9. Tax records should be kept for a minimum of three years – unless related to property and depreciation. In that case, tax records should be kept for three years past the time ownership ends.
10. Keep detailed records on business vehicles’ usage – both on the job and off.
11. When operating on foreign soil and dealing with other currencies and tax laws, be sure your tax professional is vigilant in obeying the new rules on foreign bank accounts enacted in the Foreign Account Tax Compliance Act, or FATCA.
12. Work with your tax professional to determine whether you should operate as a partnership, an S corporation, an LLC, or a sole proprietorship.
13. Become familiar with your requirements in regards to the Affordable Care Act.
14. If you are not able to pay taxes owed to the IRS, or another tax agency, contact your tax professional right away. There are appropriate steps that can be taken and ignoring it only makes it worse.
15. If you are paid in cash – that payment is taxable. The IRS has sophisticated technology to track spending habits and bank accounts to build their case.
Let the experts handle your taxes for you. It is usually a mistake for a business owner to complete their own taxes, and doing so can distract you from making your company a success.
Deadlines in Calendar Year 2018 for 2017 ReturnsPosted on February 22nd, 2018
Individual Tax Returns (Form 1040, 1040A, or 1040EZ)
- April 17, 2018 is the deadline to file individual tax returns (Form 1040, 1040A, or 1040EZ) for the year 2017 or to request an automatic extension (Form 4868). An extension provides an extra six months to file your return. Payment of the tax is still due by April 17. You can submit payment for any taxes you owe along with the extension form.
Partnership returns (IRS Form 1065):
- March 15, 2018
- Extended deadline is September 17, 2018
S-corporation returns (IRS Form 1120-S):
- March 15, 2018 for corporations on a calendar year
- Extended deadline is September 17, 2018
C-corporation income tax returns (IRS Forms 1120):
- April 17, 2018 for C corporations on a calendar year
- Extended deadline is October 15, 2018
- The deadline for C-corp returns is the 15th day of the fourth month following the end of the corporation’s fiscal year if the corporation is on a fiscal rather than a calendar year. An exception exists for some corporations with fiscal years that end on June 30, but check with a tax professional for the most current information because this provision is temporary.
Trust and estate income tax returns (IRS Form 1041):
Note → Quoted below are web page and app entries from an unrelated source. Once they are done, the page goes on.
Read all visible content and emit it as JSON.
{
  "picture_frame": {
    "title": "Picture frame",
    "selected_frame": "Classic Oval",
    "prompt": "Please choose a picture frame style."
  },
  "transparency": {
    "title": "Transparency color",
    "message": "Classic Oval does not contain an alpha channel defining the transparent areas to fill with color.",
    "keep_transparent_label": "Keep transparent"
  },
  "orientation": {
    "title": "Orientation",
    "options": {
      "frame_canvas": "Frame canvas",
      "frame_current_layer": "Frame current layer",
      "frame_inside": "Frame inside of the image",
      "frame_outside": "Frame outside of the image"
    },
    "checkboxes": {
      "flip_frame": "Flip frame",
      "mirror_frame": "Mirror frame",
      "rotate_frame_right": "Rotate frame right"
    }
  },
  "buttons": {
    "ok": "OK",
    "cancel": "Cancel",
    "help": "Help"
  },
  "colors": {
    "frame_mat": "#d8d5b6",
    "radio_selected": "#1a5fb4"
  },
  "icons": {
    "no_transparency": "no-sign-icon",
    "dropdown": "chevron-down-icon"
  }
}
- April 17, 2018
- Extended deadline is October 1, 2018
Estimated tax payments for the 2018 Tax Year (IRS Form 1040ES):
- April 17, 2018
- June 15, 2018
- September 17, 2018
- January 15, 2019